The dingo arrived in Australia between 4,000 and 18,000 years ago (Dr. Alan Wilton, Geneticist.) and under the Nature Conservation Act 1992 was declared indigenous and classed as native wildlife. The Act also provides for the legal protection of the dingo as a “natural resource” in protected areas, such as Fraser Island.
According to the International Union for Conservation of Nature (IUCN) Red List, the dingo is listed as “vulnerable” and is considered to be facing a high risk of extinction in the wild.
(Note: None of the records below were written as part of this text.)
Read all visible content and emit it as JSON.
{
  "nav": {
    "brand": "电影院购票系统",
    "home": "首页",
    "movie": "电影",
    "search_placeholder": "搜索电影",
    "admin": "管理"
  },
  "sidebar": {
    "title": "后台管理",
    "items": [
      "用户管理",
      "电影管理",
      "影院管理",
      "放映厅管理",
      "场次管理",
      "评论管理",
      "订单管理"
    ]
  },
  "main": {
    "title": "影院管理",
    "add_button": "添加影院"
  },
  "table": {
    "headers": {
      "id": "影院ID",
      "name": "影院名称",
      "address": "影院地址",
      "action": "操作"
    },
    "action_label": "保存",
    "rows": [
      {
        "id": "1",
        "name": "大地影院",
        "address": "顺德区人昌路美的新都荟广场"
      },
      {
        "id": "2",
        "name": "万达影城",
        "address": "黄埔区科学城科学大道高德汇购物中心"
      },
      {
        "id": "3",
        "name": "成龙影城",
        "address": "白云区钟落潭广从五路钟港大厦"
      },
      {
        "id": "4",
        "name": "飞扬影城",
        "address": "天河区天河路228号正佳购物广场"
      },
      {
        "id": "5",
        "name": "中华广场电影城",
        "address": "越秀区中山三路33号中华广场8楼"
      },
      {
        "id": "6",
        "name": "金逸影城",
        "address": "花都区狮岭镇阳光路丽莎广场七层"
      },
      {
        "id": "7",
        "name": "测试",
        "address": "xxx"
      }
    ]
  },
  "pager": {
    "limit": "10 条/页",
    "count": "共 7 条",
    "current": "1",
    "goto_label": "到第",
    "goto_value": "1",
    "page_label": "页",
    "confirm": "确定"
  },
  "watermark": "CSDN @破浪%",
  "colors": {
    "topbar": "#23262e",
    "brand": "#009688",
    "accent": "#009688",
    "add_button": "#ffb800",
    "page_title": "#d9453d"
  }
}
In the State of Victoria it is listed as “threatened” under the Flora and Fauna Guarantee Act 1988. Despite this, it is the only native species to be declared a pest throughout much of Australia, only protected in certain areas, such as National Parks.
On Fraser Island evidence suggests that the population has come under pressure due to the continued expansion of tourism.
Vehicle strikes are increasing.
Incidents with visitors are increasing, this often leads to the destruction of the dingo.
Interference of the dingoes in their natural habitat is detrimental to their well-being, this includes the practice of ear tagging, which can permanently damage the animals ear.
The fate of the Fraser Island Dingo depends on public support, by “working together” we intend to ensure the survival of this iconic species and re-establish the natural balance of their Island home..